• **Given data**:

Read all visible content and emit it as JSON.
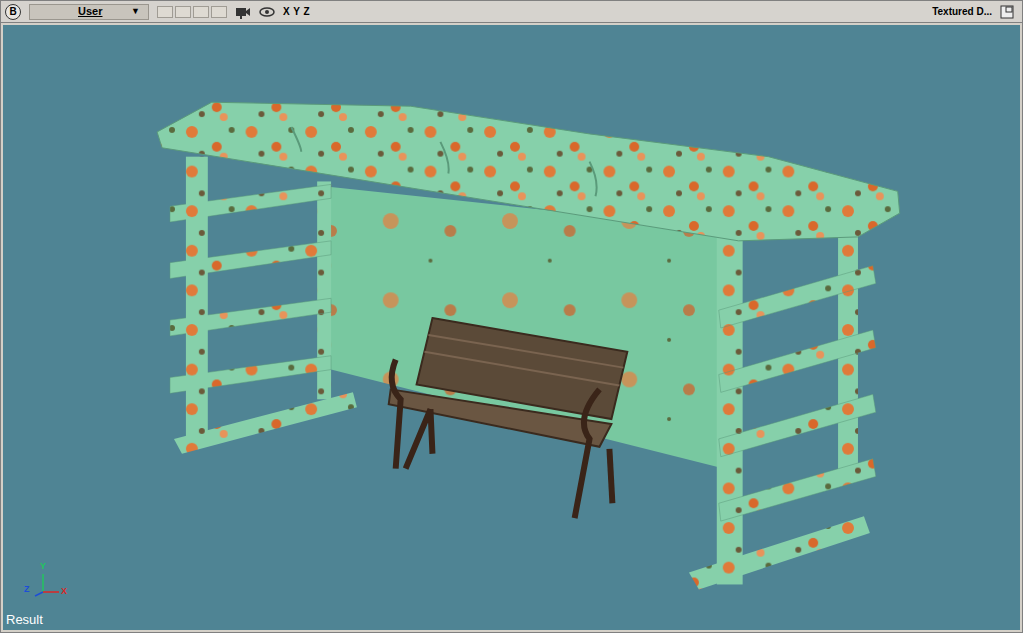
{
  "header": {
    "menu_button": "B",
    "view": {
      "label": "User",
      "arrow": "▼"
    },
    "view_slots": [
      false,
      false,
      false,
      false
    ],
    "axes_label": "X Y Z",
    "shading": "Textured D..."
  },
  "viewport": {
    "gizmo": [
      {
        "label": "Y",
        "color": "#22c55e"
      },
      {
        "label": "Z",
        "color": "#1d4ed8"
      },
      {
        "label": "X",
        "color": "#dc2626"
      }
    ],
    "status": "Result"
  }
}
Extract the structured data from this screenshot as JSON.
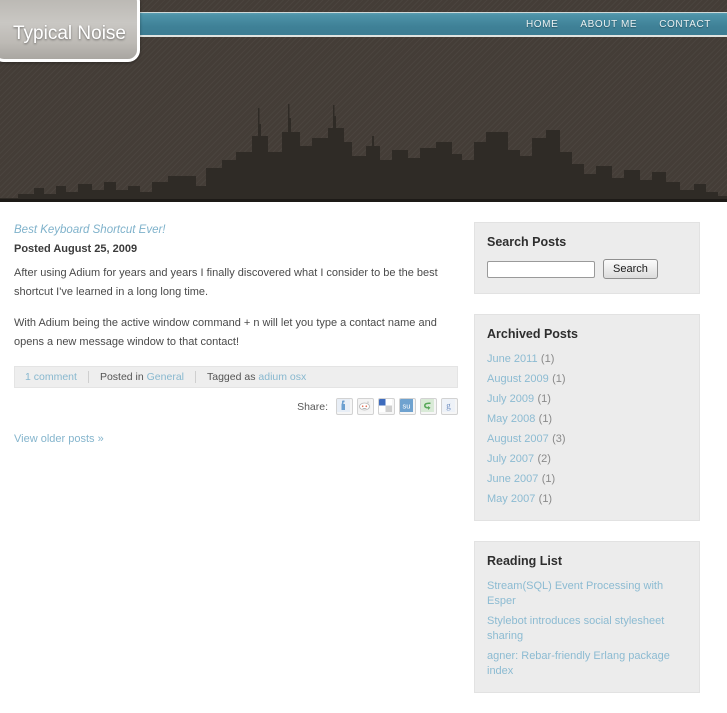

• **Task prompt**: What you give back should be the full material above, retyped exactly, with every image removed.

• **Response box**:
Read all visible content and emit it as JSON.
{
  "header": {
    "menu_button": "B",
    "view": {
      "label": "User",
      "arrow": "▼"
    },
    "view_slots": [
      false,
      false,
      false,
      false
    ],
    "axes_label": "X Y Z",
    "shading": "Textured D..."
  },
  "viewport": {
    "gizmo": [
      {
        "label": "Y",
        "color": "#22c55e"
      },
      {
        "label": "Z",
        "color": "#1d4ed8"
      },
      {
        "label": "X",
        "color": "#dc2626"
      }
    ],
    "status": "Result"
  }
}
Extract the structured data from this screenshot as JSON.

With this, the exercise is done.